Information, Advice and Guidance 1/2021
Ethnicity Coding in Health Records by Peter Goldblatt, Veena Raleigh

Ethnicity Coding in Health Records

.pdfEthnicity Recording in Health and Care Records
Summary

Veena Raleigh (The Kings Fund) and Peter Goldblatt (UCL Institute of Health Equity) submitted a paper to NHS England in October 2020 highlighting limitations in both the coverage and quality of ethnicity recording of people using NHS health and care services in England and suggesting how this can be improved.

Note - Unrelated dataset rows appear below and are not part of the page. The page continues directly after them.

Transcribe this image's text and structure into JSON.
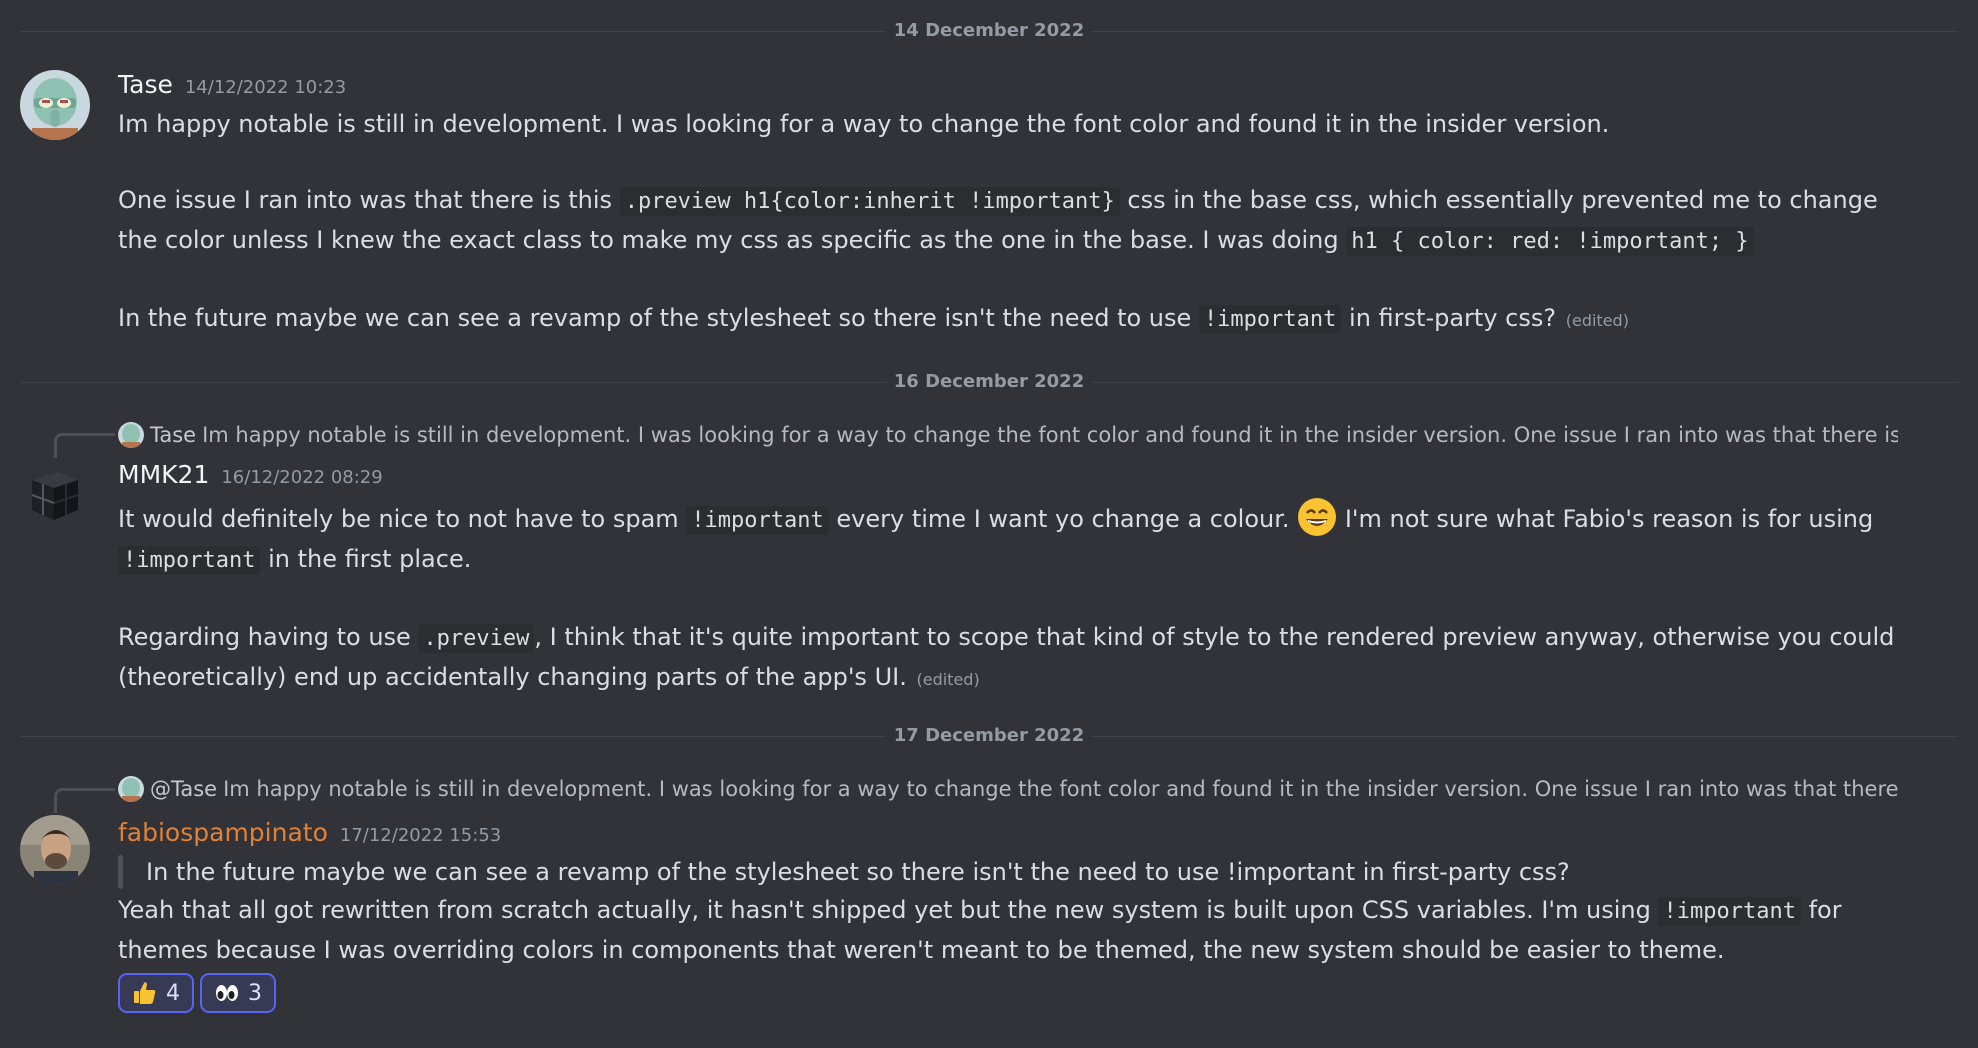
{
  "dividers": [
    "14 December 2022",
    "16 December 2022",
    "17 December 2022"
  ],
  "messages": [
    {
      "author": "Tase",
      "timestamp": "14/12/2022 10:23",
      "avatar": "squidward-avatar",
      "lines": {
        "l1": "Im happy notable is still in development. I was looking for a way to change the font color and found it in the insider version.",
        "l2a": "One issue I ran into was that there is this",
        "l2code": ".preview h1{color:inherit !important}",
        "l2b": "css in the base css, which essentially prevented me to change",
        "l3a": "the color unless I knew the exact class to make my css as specific as the one in the base. I was doing",
        "l3code": "h1 { color: red: !important; }",
        "l4a": "In the future maybe we can see a revamp of the stylesheet so there isn't the need to use",
        "l4code": "!important",
        "l4b": "in first-party css?",
        "edited": "(edited)"
      }
    },
    {
      "author": "MMK21",
      "timestamp": "16/12/2022 08:29",
      "avatar": "cube-avatar",
      "reply": {
        "name": "Tase",
        "text": "Im happy notable is still in development. I was looking for a way to change the font color and found it in the insider version. One issue I ran into was that there is this"
      },
      "lines": {
        "l1a": "It would definitely be nice to not have to spam",
        "l1code": "!important",
        "l1b": "every time I want yo change a colour.",
        "l1emoji": "grinning-emoji",
        "l1c": "I'm not sure what  Fabio's reason is for using",
        "l2code": "!important",
        "l2b": "in the first place.",
        "l3a": "Regarding having to use",
        "l3code": ".preview",
        "l3b": ", I think that it's quite important to scope that kind of style to the rendered preview anyway, otherwise you could",
        "l4a": "(theoretically) end up accidentally changing parts of the app's UI.",
        "edited": "(edited)"
      }
    },
    {
      "author": "fabiospampinato",
      "timestamp": "17/12/2022 15:53",
      "avatar": "person-avatar",
      "author_color": "#e08137",
      "reply": {
        "name": "@Tase",
        "text": "Im happy notable is still in development. I was looking for a way to change the font color and found it in the insider version. One issue I ran into was that there is th"
      },
      "lines": {
        "quote": "In the future maybe we can see a revamp of the stylesheet so there isn't the need to use !important in first-party css?",
        "l1a": "Yeah that all got rewritten from scratch actually, it hasn't shipped yet but the new system is built upon CSS variables. I'm using",
        "l1code": "!important",
        "l1b": "for",
        "l2a": "themes because I was overriding colors in components that weren't meant to be themed, the new system should be easier to theme."
      },
      "reactions": [
        {
          "emoji": "thumbs-up-icon",
          "count": "4"
        },
        {
          "emoji": "eyes-icon",
          "count": "3"
        }
      ]
    }
  ]
}
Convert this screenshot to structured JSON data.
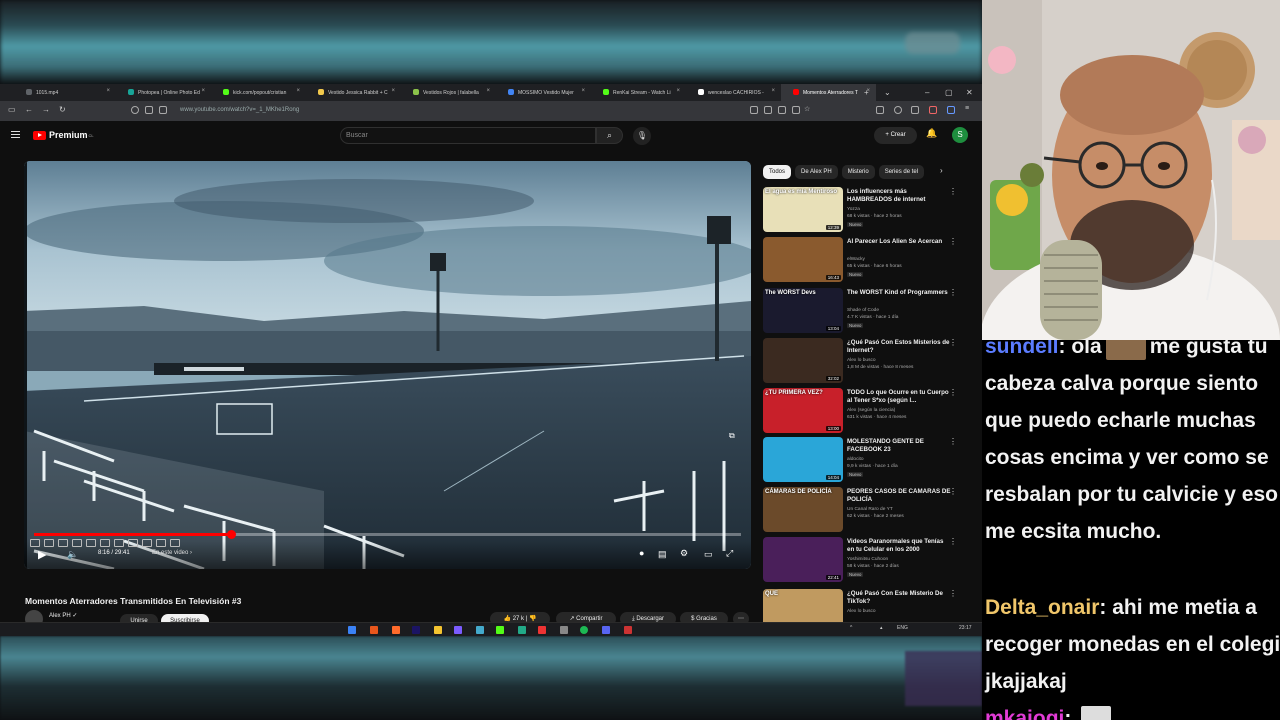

The paper argues that good quality ethnicity data is essential for improving the health and wellbeing of people from ethnic minority communities. The urgent need for accurate data on the ethnic group of people using health and care services has been graphically demonstrated by the Covid-19 pandemic, which has impacted disproportionately on people from ethnic minority communities.

In welcoming the moves by NHSEI for more comprehensive ethnicity recording in health records, the paper suggests that this should be accompanied by refreshed guidance to ensure that the process of ethnicity recording is compliant with officially approved protocols. The last such guidance on ethnicity coding was issued to the NHS in 2001 (Data Set Change Notice 02/2001 issued by the then NHS Information Authority, since renamed NHS Digital), and is overdue for a refresh. Otherwise the risk is that the well-intentioned and much-needed call for more comprehensive ethnicity recording in NHSEI’s guidance on implementing phase 3 of the response to Covid-19 could result in data that is more complete but the quality of which remains poor.

To this end, the paper recommends that DHSC, NHSEI and NHS Digital take steps to ensure that NHS organisations and staff, and GPs, are aware of how this information should be collected from patients and recorded. For example, the DSCN 2001 made clear that ethnicity should be self-reported, using the official classifications of ethnicity, and that “not stated” is a legitimate response ie patients should have the option of declining to state their ethnicity (which is different to the “unknown” category, where it wasn’t possible to ask the patient their ethnicity). There should also be an agreed set of rules to account for situations in which the patient has a temporary or permanent lack of capacity.

A PDF of the paper can be downloaded frm this page.